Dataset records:
━━━━
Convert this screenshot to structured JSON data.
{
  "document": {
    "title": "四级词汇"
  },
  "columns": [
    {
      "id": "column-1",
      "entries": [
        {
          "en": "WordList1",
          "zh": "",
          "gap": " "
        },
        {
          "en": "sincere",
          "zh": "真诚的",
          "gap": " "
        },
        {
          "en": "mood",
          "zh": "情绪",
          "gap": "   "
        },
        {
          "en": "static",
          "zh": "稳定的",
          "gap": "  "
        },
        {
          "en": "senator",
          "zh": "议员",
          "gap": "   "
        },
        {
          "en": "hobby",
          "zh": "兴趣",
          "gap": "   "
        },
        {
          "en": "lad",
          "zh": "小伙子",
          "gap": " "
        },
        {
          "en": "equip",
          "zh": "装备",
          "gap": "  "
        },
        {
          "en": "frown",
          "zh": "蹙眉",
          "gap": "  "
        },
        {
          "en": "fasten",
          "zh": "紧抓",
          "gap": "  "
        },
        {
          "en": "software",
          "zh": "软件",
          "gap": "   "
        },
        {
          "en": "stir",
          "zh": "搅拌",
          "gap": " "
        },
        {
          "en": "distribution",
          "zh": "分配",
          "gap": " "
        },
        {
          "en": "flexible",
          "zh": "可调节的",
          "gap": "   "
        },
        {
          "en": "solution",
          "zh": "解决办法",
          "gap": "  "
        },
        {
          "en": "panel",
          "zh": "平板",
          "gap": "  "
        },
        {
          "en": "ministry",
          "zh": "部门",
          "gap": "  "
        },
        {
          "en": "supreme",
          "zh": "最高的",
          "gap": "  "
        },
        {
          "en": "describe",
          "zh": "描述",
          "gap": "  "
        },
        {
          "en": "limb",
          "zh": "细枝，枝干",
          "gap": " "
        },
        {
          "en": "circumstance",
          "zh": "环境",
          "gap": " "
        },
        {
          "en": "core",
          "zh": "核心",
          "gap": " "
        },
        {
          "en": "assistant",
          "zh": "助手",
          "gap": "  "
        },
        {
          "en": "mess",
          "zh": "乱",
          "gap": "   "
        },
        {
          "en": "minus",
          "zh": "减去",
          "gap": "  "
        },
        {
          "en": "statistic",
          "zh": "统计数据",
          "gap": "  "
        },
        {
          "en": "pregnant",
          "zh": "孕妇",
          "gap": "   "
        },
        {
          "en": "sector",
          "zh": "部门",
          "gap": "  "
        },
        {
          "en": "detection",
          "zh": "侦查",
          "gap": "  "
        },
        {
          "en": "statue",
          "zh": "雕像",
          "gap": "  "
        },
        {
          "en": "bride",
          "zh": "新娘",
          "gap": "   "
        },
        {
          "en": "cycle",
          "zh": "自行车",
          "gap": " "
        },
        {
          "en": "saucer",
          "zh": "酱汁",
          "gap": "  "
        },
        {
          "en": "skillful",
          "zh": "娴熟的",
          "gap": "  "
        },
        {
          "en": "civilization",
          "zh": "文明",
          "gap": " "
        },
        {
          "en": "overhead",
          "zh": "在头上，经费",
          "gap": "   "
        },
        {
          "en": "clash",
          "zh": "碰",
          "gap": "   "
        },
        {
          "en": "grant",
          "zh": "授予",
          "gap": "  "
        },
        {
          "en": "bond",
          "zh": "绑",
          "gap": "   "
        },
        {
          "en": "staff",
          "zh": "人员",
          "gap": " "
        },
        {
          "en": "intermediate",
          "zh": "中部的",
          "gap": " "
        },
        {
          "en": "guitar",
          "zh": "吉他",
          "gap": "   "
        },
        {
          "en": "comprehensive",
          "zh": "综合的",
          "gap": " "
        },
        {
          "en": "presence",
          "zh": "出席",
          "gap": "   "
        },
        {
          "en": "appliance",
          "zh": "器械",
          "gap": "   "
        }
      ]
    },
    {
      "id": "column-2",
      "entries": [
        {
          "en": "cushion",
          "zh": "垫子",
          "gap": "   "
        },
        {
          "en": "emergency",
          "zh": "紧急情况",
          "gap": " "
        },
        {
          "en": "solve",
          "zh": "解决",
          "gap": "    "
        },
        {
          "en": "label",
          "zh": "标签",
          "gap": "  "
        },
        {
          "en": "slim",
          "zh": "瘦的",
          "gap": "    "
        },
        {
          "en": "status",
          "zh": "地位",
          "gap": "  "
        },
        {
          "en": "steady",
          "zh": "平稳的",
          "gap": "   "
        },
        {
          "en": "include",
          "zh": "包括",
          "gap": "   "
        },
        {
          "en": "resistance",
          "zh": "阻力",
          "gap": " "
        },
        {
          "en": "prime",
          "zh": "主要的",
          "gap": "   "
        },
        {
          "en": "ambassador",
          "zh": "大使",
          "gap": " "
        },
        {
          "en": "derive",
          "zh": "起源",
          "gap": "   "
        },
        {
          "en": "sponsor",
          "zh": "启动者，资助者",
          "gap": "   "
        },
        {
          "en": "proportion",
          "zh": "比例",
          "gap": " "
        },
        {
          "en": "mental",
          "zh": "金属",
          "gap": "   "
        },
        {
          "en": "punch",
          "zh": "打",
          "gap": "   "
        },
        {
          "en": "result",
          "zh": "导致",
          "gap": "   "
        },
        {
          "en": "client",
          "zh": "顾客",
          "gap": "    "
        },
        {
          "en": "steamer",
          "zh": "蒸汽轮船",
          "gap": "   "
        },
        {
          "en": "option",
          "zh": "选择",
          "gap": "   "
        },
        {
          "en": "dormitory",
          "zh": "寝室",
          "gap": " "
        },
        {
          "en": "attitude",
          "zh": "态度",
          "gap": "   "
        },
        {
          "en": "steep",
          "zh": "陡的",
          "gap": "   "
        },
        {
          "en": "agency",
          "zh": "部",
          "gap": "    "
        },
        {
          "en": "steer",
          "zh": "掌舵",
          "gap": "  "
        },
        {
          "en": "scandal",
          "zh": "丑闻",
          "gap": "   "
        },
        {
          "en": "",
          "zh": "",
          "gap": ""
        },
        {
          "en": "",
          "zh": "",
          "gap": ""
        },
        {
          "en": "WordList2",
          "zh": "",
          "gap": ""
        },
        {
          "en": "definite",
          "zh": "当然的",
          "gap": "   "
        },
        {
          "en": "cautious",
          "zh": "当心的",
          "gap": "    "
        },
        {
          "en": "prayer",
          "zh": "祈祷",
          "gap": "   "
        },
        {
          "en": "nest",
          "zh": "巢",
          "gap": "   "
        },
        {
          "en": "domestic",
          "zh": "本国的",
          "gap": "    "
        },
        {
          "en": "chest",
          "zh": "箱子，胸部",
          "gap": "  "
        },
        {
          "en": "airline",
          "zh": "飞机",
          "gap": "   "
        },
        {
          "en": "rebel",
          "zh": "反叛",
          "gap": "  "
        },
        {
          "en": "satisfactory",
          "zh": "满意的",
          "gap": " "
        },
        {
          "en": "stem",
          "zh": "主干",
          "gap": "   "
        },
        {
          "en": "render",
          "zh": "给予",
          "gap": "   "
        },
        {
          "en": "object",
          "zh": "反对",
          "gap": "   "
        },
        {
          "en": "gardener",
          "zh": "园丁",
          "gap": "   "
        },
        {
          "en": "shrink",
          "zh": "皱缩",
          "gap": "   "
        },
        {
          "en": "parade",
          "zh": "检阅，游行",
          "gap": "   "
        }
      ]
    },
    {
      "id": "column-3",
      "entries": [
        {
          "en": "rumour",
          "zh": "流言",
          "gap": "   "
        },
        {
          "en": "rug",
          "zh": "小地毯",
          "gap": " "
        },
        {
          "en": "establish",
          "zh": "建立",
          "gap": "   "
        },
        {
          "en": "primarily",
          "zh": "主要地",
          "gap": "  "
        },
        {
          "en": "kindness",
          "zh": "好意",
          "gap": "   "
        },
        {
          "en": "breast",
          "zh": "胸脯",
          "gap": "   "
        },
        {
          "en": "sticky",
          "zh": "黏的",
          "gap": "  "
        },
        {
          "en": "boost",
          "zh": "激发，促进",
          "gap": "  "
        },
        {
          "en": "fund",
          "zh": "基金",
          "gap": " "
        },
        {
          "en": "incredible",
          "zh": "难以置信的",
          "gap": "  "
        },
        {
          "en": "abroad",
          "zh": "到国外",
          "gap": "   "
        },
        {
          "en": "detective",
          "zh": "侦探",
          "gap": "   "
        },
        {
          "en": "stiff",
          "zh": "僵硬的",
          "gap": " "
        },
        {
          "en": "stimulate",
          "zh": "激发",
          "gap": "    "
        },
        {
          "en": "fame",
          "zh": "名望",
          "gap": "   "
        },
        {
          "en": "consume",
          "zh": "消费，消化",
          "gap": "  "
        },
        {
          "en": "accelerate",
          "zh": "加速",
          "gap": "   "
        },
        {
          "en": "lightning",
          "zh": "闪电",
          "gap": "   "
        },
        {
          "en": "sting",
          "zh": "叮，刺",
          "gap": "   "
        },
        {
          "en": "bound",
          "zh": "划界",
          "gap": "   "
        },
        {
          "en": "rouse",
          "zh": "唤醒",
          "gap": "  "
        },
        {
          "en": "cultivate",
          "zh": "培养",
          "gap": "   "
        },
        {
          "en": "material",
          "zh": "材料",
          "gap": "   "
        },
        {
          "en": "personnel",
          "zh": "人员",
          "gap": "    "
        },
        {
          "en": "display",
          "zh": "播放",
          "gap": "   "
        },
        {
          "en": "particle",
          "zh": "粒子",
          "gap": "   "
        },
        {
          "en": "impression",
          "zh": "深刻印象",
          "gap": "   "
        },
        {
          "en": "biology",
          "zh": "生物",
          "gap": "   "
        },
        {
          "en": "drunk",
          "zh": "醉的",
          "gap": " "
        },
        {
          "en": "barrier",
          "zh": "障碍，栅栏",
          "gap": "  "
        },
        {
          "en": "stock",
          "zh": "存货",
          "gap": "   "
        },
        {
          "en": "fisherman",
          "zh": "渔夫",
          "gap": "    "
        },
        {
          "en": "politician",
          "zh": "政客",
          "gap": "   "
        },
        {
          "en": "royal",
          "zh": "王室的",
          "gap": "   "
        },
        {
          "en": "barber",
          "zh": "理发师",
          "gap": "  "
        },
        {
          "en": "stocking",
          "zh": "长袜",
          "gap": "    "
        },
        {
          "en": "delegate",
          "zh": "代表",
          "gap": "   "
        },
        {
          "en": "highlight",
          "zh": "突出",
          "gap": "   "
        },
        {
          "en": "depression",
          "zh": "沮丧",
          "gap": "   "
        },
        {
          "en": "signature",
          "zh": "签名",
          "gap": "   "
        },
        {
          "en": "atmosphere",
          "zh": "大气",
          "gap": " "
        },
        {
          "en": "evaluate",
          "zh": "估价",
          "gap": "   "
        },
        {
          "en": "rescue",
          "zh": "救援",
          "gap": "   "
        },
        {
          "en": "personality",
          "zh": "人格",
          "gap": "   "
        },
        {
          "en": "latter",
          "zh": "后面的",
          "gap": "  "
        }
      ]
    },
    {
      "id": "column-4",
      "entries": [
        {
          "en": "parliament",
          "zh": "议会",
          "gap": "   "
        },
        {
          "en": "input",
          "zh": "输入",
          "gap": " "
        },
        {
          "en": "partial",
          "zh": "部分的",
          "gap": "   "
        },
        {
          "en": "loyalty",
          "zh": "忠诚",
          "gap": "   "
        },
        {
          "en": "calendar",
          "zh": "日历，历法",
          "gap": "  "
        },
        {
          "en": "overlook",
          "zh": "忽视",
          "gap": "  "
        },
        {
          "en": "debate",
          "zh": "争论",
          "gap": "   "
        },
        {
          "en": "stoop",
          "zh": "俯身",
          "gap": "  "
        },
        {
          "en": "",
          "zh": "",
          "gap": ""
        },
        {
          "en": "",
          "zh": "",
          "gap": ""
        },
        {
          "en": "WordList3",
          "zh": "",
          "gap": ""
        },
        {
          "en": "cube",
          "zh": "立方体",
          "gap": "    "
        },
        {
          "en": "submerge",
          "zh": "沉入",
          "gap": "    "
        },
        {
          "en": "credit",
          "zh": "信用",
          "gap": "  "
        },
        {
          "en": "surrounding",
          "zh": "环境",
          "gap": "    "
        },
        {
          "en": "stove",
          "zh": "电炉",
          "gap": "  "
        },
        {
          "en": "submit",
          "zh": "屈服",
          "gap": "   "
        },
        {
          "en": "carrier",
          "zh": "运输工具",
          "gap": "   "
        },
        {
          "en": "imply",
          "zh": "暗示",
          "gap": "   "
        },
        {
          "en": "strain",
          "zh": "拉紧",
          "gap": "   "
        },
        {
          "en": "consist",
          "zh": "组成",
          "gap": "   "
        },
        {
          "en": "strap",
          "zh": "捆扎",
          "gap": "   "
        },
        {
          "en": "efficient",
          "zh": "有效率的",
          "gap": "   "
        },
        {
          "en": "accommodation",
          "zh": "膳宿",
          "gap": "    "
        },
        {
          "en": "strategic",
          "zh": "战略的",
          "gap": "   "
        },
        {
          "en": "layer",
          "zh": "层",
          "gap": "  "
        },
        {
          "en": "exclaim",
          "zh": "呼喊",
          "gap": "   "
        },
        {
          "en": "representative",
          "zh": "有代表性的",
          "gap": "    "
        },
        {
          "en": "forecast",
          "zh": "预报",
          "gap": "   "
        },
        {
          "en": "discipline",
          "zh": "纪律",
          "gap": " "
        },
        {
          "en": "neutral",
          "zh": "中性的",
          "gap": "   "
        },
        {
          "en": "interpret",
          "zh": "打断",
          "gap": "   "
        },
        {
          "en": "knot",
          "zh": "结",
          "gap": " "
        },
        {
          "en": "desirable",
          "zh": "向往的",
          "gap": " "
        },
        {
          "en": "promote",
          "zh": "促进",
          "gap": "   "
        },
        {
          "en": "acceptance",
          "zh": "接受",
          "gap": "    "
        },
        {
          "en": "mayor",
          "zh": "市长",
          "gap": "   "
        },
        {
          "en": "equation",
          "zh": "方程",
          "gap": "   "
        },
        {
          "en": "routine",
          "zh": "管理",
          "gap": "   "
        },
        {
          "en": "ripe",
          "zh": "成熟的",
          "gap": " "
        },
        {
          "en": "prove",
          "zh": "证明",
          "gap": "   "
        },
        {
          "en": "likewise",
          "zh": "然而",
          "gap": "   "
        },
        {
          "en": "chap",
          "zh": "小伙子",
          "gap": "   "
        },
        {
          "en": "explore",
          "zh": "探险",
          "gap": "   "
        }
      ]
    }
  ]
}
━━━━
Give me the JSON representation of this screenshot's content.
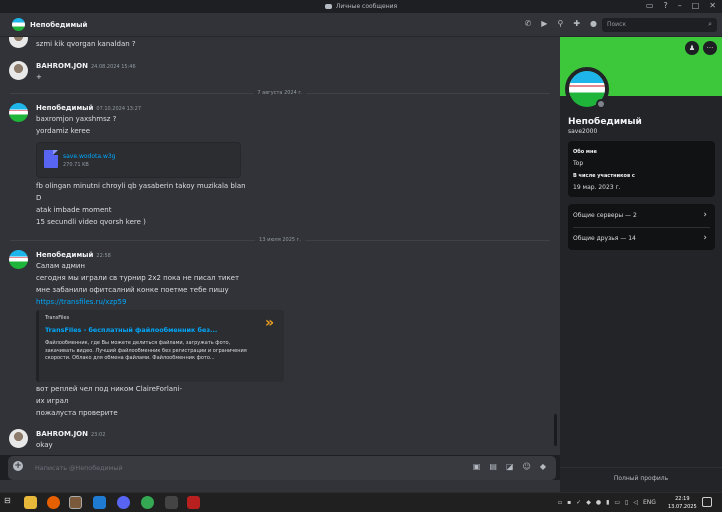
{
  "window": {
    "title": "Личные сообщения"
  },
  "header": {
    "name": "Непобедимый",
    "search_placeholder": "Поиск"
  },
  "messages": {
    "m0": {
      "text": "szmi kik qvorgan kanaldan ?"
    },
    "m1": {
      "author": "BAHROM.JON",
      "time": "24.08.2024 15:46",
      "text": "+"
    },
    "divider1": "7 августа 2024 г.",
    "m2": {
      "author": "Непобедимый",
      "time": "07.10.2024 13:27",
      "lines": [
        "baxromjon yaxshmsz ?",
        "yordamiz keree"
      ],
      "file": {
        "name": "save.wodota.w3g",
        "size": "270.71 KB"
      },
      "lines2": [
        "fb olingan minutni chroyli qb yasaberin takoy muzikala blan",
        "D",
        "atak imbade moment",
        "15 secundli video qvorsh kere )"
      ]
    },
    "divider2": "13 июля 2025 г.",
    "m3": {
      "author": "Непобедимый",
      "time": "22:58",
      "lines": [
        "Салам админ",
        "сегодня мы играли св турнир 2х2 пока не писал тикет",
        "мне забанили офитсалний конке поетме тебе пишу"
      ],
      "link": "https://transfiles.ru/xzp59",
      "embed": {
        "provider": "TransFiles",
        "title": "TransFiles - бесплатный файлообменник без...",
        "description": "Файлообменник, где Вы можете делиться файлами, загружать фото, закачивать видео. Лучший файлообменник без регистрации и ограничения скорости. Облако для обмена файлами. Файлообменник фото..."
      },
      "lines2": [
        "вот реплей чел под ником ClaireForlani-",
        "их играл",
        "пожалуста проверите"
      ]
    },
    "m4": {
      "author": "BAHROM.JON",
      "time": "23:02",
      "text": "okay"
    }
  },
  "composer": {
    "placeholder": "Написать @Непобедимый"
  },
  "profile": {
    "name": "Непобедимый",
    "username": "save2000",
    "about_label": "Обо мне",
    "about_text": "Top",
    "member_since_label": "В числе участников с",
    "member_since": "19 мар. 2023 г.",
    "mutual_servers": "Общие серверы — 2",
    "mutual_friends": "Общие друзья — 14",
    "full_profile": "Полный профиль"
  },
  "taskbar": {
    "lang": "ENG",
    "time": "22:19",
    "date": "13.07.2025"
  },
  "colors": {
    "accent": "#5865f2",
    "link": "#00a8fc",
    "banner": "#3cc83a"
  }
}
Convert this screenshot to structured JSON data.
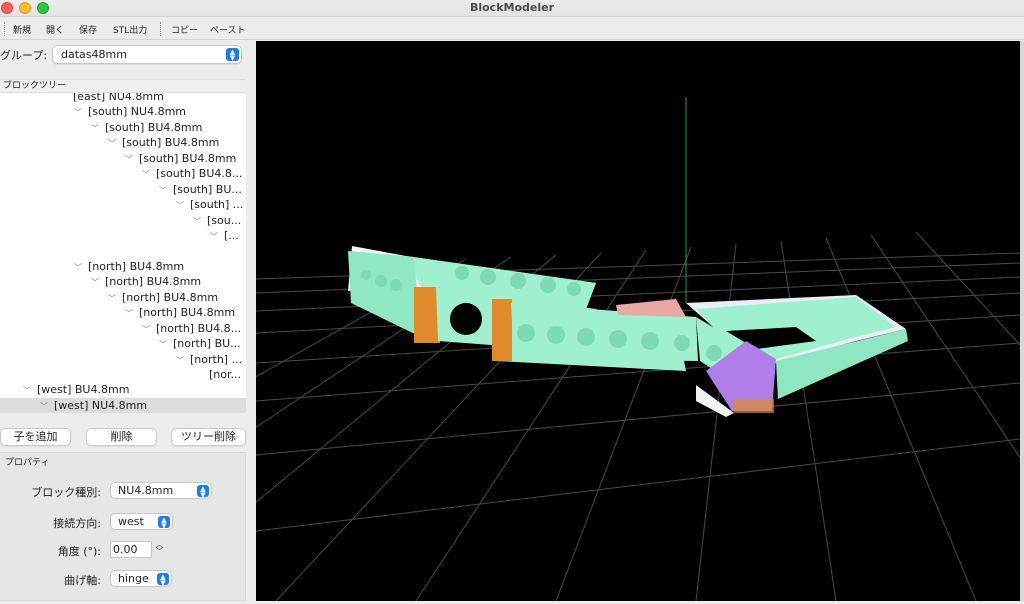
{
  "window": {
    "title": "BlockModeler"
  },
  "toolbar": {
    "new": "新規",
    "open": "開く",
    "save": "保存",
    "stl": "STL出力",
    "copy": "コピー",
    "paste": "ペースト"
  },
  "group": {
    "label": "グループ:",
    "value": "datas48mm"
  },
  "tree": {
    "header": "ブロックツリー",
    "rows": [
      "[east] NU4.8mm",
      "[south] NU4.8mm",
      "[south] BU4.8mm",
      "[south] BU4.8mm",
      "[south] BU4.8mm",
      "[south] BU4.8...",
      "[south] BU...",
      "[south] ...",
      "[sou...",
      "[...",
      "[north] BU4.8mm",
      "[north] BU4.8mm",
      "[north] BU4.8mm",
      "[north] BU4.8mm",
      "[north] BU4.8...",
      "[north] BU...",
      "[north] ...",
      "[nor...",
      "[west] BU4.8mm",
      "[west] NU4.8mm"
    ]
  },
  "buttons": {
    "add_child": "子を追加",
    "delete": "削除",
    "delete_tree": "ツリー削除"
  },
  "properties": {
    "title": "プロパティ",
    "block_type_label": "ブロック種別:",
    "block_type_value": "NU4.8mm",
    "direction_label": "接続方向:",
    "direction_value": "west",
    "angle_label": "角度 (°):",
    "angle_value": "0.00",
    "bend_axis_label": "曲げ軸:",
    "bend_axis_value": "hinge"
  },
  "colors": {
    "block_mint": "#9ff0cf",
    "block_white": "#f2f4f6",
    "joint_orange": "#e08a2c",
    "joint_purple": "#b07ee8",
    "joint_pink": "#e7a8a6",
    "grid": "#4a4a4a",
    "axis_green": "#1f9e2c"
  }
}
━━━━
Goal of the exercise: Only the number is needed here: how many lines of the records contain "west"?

Response area: 3